§ DATA SUPPLIED:
::::::

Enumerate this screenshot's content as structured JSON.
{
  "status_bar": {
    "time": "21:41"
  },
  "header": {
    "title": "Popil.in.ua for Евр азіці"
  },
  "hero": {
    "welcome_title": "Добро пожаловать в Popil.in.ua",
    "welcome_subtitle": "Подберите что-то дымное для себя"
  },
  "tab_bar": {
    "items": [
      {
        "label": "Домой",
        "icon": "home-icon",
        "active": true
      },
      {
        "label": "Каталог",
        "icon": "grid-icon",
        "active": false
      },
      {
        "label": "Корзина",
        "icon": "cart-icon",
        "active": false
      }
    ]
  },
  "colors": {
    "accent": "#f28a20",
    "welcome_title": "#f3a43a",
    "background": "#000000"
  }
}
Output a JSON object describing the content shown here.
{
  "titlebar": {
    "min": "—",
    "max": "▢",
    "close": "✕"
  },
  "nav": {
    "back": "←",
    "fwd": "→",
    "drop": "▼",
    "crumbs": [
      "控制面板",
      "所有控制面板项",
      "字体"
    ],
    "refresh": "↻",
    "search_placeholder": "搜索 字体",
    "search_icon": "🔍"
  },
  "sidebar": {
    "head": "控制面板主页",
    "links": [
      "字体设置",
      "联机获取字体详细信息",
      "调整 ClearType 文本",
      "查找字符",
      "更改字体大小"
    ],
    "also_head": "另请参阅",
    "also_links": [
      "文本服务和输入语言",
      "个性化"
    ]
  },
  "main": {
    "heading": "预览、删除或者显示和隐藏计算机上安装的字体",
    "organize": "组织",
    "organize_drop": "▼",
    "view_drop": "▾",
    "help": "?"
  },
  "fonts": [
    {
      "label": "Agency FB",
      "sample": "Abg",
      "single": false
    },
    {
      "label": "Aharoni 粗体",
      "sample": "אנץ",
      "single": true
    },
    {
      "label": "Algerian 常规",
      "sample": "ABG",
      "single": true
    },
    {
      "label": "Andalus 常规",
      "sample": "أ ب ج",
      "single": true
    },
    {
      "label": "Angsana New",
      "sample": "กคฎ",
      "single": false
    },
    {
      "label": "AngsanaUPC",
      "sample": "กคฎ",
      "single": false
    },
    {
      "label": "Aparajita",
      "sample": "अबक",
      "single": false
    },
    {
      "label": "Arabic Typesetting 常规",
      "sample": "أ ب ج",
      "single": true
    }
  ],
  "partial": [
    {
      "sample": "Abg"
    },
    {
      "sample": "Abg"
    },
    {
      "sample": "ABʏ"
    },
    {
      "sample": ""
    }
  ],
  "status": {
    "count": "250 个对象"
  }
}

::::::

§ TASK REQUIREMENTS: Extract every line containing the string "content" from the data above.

§ EXERCISE OUTPUT:
Enumerate this screenshot's content as structured JSON.
Output a JSON object describing the content shown here.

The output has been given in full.